TASK DETAILS =>
Apart from the pictures, write out all the records exactly.

INPUT DATA =>

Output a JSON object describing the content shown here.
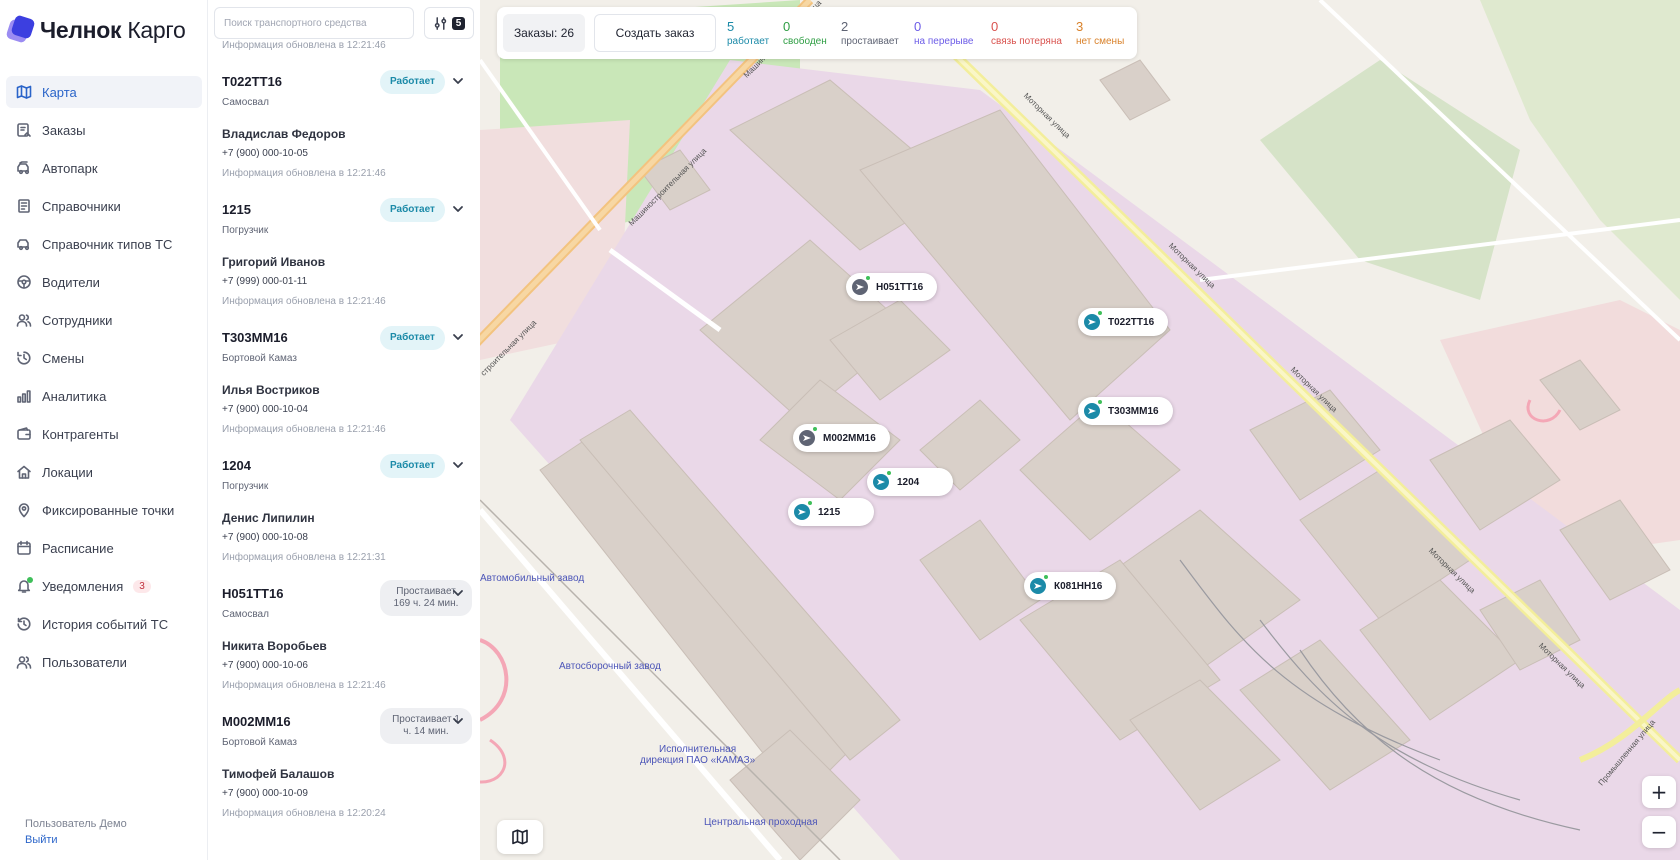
{
  "app": {
    "brand_bold": "Челнок",
    "brand_light": "Карго"
  },
  "nav": {
    "items": [
      {
        "label": "Карта",
        "icon": "map-icon",
        "active": true
      },
      {
        "label": "Заказы",
        "icon": "orders-icon"
      },
      {
        "label": "Автопарк",
        "icon": "fleet-icon"
      },
      {
        "label": "Справочники",
        "icon": "book-icon"
      },
      {
        "label": "Справочник типов ТС",
        "icon": "vehicle-types-icon"
      },
      {
        "label": "Водители",
        "icon": "steering-wheel-icon"
      },
      {
        "label": "Сотрудники",
        "icon": "employees-icon"
      },
      {
        "label": "Смены",
        "icon": "clock-icon"
      },
      {
        "label": "Аналитика",
        "icon": "bar-chart-icon"
      },
      {
        "label": "Контрагенты",
        "icon": "wallet-icon"
      },
      {
        "label": "Локации",
        "icon": "home-icon"
      },
      {
        "label": "Фиксированные точки",
        "icon": "pin-icon"
      },
      {
        "label": "Расписание",
        "icon": "calendar-icon"
      },
      {
        "label": "Уведомления",
        "icon": "bell-icon",
        "badge": "3"
      },
      {
        "label": "История событий ТС",
        "icon": "history-icon"
      },
      {
        "label": "Пользователи",
        "icon": "users-icon"
      }
    ]
  },
  "user": {
    "name": "Пользователь Демо",
    "logout": "Выйти"
  },
  "list": {
    "search_placeholder": "Поиск транспортного средства",
    "filter_count": "5",
    "first_updated": "Информация обновлена в 12:21:46",
    "vehicles": [
      {
        "plate": "Т022ТТ16",
        "type": "Самосвал",
        "status": "Работает",
        "status_kind": "working",
        "driver": "Владислав Федоров",
        "phone": "+7 (900) 000-10-05",
        "updated": "Информация обновлена в 12:21:46"
      },
      {
        "plate": "1215",
        "type": "Погрузчик",
        "status": "Работает",
        "status_kind": "working",
        "driver": "Григорий Иванов",
        "phone": "+7 (999) 000-01-11",
        "updated": "Информация обновлена в 12:21:46"
      },
      {
        "plate": "Т303ММ16",
        "type": "Бортовой Камаз",
        "status": "Работает",
        "status_kind": "working",
        "driver": "Илья Востриков",
        "phone": "+7 (900) 000-10-04",
        "updated": "Информация обновлена в 12:21:46"
      },
      {
        "plate": "1204",
        "type": "Погрузчик",
        "status": "Работает",
        "status_kind": "working",
        "driver": "Денис Липилин",
        "phone": "+7 (900) 000-10-08",
        "updated": "Информация обновлена в 12:21:31"
      },
      {
        "plate": "Н051ТТ16",
        "type": "Самосвал",
        "status": "Простаивает 169 ч. 24 мин.",
        "status_kind": "idle",
        "driver": "Никита Воробьев",
        "phone": "+7 (900) 000-10-06",
        "updated": "Информация обновлена в 12:21:46"
      },
      {
        "plate": "М002ММ16",
        "type": "Бортовой Камаз",
        "status": "Простаивает 1 ч. 14 мин.",
        "status_kind": "idle",
        "driver": "Тимофей Балашов",
        "phone": "+7 (900) 000-10-09",
        "updated": "Информация обновлена в 12:20:24"
      }
    ]
  },
  "topbar": {
    "orders_label": "Заказы: 26",
    "create_order": "Создать заказ",
    "stats": [
      {
        "value": "5",
        "label": "работает",
        "color": "#1b8aa8"
      },
      {
        "value": "0",
        "label": "свободен",
        "color": "#2f9e44"
      },
      {
        "value": "2",
        "label": "простаивает",
        "color": "#5f6474"
      },
      {
        "value": "0",
        "label": "на перерыве",
        "color": "#6c5ce7"
      },
      {
        "value": "0",
        "label": "связь потеряна",
        "color": "#d9534f"
      },
      {
        "value": "3",
        "label": "нет смены",
        "color": "#d9822b"
      }
    ]
  },
  "map": {
    "labels": {
      "auto_plant": "Автомобильный завод",
      "assembly_plant": "Автосборочный завод",
      "executive_1": "Исполнительная",
      "executive_2": "дирекция ПАО «КАМАЗ»",
      "central_gate": "Центральная проходная"
    },
    "streets": {
      "mash_top": "Машиностроительная улица",
      "mash_mid": "Машиностроительная улица",
      "mash_left": "строительная улица",
      "motor_top": "Моторная улица",
      "motor_mid": "Моторная улица",
      "motor_r1": "Моторная улица",
      "motor_r2": "Моторная улица",
      "motor_r3": "Моторная улица",
      "motor_bottom": "Моторная улица",
      "industrial": "Промышленная улица"
    },
    "markers": [
      {
        "label": "Н051ТТ16",
        "kind": "idle"
      },
      {
        "label": "Т022ТТ16",
        "kind": "working"
      },
      {
        "label": "Т303ММ16",
        "kind": "working"
      },
      {
        "label": "М002ММ16",
        "kind": "idle"
      },
      {
        "label": "1204",
        "kind": "working"
      },
      {
        "label": "1215",
        "kind": "working"
      },
      {
        "label": "К081НН16",
        "kind": "working"
      }
    ],
    "zoom_in": "+",
    "zoom_out": "−"
  },
  "colors": {
    "accent": "#2a64c9",
    "working": "#1b8aa8",
    "idle": "#5f6474",
    "online_dot": "#3fbf5a"
  }
}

RESULT =>
Output a JSON object describing the content shown here.
{
  "app": {
    "brand_bold": "Челнок",
    "brand_light": "Карго"
  },
  "nav": {
    "items": [
      {
        "label": "Карта",
        "icon": "map-icon",
        "active": true
      },
      {
        "label": "Заказы",
        "icon": "orders-icon"
      },
      {
        "label": "Автопарк",
        "icon": "fleet-icon"
      },
      {
        "label": "Справочники",
        "icon": "book-icon"
      },
      {
        "label": "Справочник типов ТС",
        "icon": "vehicle-types-icon"
      },
      {
        "label": "Водители",
        "icon": "steering-wheel-icon"
      },
      {
        "label": "Сотрудники",
        "icon": "employees-icon"
      },
      {
        "label": "Смены",
        "icon": "clock-icon"
      },
      {
        "label": "Аналитика",
        "icon": "bar-chart-icon"
      },
      {
        "label": "Контрагенты",
        "icon": "wallet-icon"
      },
      {
        "label": "Локации",
        "icon": "home-icon"
      },
      {
        "label": "Фиксированные точки",
        "icon": "pin-icon"
      },
      {
        "label": "Расписание",
        "icon": "calendar-icon"
      },
      {
        "label": "Уведомления",
        "icon": "bell-icon",
        "badge": "3"
      },
      {
        "label": "История событий ТС",
        "icon": "history-icon"
      },
      {
        "label": "Пользователи",
        "icon": "users-icon"
      }
    ]
  },
  "user": {
    "name": "Пользователь Демо",
    "logout": "Выйти"
  },
  "list": {
    "search_placeholder": "Поиск транспортного средства",
    "filter_count": "5",
    "first_updated": "Информация обновлена в 12:21:46",
    "vehicles": [
      {
        "plate": "Т022ТТ16",
        "type": "Самосвал",
        "status": "Работает",
        "status_kind": "working",
        "driver": "Владислав Федоров",
        "phone": "+7 (900) 000-10-05",
        "updated": "Информация обновлена в 12:21:46"
      },
      {
        "plate": "1215",
        "type": "Погрузчик",
        "status": "Работает",
        "status_kind": "working",
        "driver": "Григорий Иванов",
        "phone": "+7 (999) 000-01-11",
        "updated": "Информация обновлена в 12:21:46"
      },
      {
        "plate": "Т303ММ16",
        "type": "Бортовой Камаз",
        "status": "Работает",
        "status_kind": "working",
        "driver": "Илья Востриков",
        "phone": "+7 (900) 000-10-04",
        "updated": "Информация обновлена в 12:21:46"
      },
      {
        "plate": "1204",
        "type": "Погрузчик",
        "status": "Работает",
        "status_kind": "working",
        "driver": "Денис Липилин",
        "phone": "+7 (900) 000-10-08",
        "updated": "Информация обновлена в 12:21:31"
      },
      {
        "plate": "Н051ТТ16",
        "type": "Самосвал",
        "status": "Простаивает 169 ч. 24 мин.",
        "status_kind": "idle",
        "driver": "Никита Воробьев",
        "phone": "+7 (900) 000-10-06",
        "updated": "Информация обновлена в 12:21:46"
      },
      {
        "plate": "М002ММ16",
        "type": "Бортовой Камаз",
        "status": "Простаивает 1 ч. 14 мин.",
        "status_kind": "idle",
        "driver": "Тимофей Балашов",
        "phone": "+7 (900) 000-10-09",
        "updated": "Информация обновлена в 12:20:24"
      }
    ]
  },
  "topbar": {
    "orders_label": "Заказы: 26",
    "create_order": "Создать заказ",
    "stats": [
      {
        "value": "5",
        "label": "работает",
        "color": "#1b8aa8"
      },
      {
        "value": "0",
        "label": "свободен",
        "color": "#2f9e44"
      },
      {
        "value": "2",
        "label": "простаивает",
        "color": "#5f6474"
      },
      {
        "value": "0",
        "label": "на перерыве",
        "color": "#6c5ce7"
      },
      {
        "value": "0",
        "label": "связь потеряна",
        "color": "#d9534f"
      },
      {
        "value": "3",
        "label": "нет смены",
        "color": "#d9822b"
      }
    ]
  },
  "map": {
    "labels": {
      "auto_plant": "Автомобильный завод",
      "assembly_plant": "Автосборочный завод",
      "executive_1": "Исполнительная",
      "executive_2": "дирекция ПАО «КАМАЗ»",
      "central_gate": "Центральная проходная"
    },
    "streets": {
      "mash_top": "Машиностроительная улица",
      "mash_mid": "Машиностроительная улица",
      "mash_left": "строительная улица",
      "motor_top": "Моторная улица",
      "motor_mid": "Моторная улица",
      "motor_r1": "Моторная улица",
      "motor_r2": "Моторная улица",
      "motor_r3": "Моторная улица",
      "motor_bottom": "Моторная улица",
      "industrial": "Промышленная улица"
    },
    "markers": [
      {
        "label": "Н051ТТ16",
        "kind": "idle"
      },
      {
        "label": "Т022ТТ16",
        "kind": "working"
      },
      {
        "label": "Т303ММ16",
        "kind": "working"
      },
      {
        "label": "М002ММ16",
        "kind": "idle"
      },
      {
        "label": "1204",
        "kind": "working"
      },
      {
        "label": "1215",
        "kind": "working"
      },
      {
        "label": "К081НН16",
        "kind": "working"
      }
    ],
    "zoom_in": "+",
    "zoom_out": "−"
  },
  "colors": {
    "accent": "#2a64c9",
    "working": "#1b8aa8",
    "idle": "#5f6474",
    "online_dot": "#3fbf5a"
  }
}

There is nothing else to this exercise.